(Data Opens)
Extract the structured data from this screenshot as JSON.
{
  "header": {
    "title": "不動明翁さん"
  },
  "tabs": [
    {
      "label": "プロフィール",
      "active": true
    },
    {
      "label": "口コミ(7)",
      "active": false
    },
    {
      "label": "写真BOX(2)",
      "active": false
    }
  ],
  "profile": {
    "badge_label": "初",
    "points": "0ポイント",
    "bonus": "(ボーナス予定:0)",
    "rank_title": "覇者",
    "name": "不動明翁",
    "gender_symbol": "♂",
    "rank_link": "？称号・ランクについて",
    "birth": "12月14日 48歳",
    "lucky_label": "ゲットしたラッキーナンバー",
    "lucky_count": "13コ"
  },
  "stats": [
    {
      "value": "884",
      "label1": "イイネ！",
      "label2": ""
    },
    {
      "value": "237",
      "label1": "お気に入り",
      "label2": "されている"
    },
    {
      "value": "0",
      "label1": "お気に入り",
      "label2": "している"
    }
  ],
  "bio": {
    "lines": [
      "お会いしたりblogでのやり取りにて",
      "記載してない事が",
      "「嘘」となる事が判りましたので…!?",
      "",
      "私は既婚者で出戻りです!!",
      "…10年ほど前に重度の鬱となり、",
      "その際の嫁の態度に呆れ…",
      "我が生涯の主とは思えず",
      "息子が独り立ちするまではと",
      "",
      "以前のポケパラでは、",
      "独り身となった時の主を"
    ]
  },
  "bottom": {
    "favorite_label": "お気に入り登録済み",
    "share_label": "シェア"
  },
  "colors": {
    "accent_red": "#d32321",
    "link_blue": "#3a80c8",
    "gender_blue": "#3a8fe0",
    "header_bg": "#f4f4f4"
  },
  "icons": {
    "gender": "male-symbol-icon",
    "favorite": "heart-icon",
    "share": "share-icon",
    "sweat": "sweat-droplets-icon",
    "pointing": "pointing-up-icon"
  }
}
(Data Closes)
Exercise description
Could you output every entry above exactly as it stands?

Result
Extract the structured data from this screenshot as JSON.
{
  "header": {
    "title": "不動明翁さん"
  },
  "tabs": [
    {
      "label": "プロフィール",
      "active": true
    },
    {
      "label": "口コミ(7)",
      "active": false
    },
    {
      "label": "写真BOX(2)",
      "active": false
    }
  ],
  "profile": {
    "badge_label": "初",
    "points": "0ポイント",
    "bonus": "(ボーナス予定:0)",
    "rank_title": "覇者",
    "name": "不動明翁",
    "gender_symbol": "♂",
    "rank_link": "？称号・ランクについて",
    "birth": "12月14日 48歳",
    "lucky_label": "ゲットしたラッキーナンバー",
    "lucky_count": "13コ"
  },
  "stats": [
    {
      "value": "884",
      "label1": "イイネ！",
      "label2": ""
    },
    {
      "value": "237",
      "label1": "お気に入り",
      "label2": "されている"
    },
    {
      "value": "0",
      "label1": "お気に入り",
      "label2": "している"
    }
  ],
  "bio": {
    "lines": [
      "お会いしたりblogでのやり取りにて",
      "記載してない事が",
      "「嘘」となる事が判りましたので…!?",
      "",
      "私は既婚者で出戻りです!!",
      "…10年ほど前に重度の鬱となり、",
      "その際の嫁の態度に呆れ…",
      "我が生涯の主とは思えず",
      "息子が独り立ちするまではと",
      "",
      "以前のポケパラでは、",
      "独り身となった時の主を"
    ]
  },
  "bottom": {
    "favorite_label": "お気に入り登録済み",
    "share_label": "シェア"
  },
  "colors": {
    "accent_red": "#d32321",
    "link_blue": "#3a80c8",
    "gender_blue": "#3a8fe0",
    "header_bg": "#f4f4f4"
  },
  "icons": {
    "gender": "male-symbol-icon",
    "favorite": "heart-icon",
    "share": "share-icon",
    "sweat": "sweat-droplets-icon",
    "pointing": "pointing-up-icon"
  }
}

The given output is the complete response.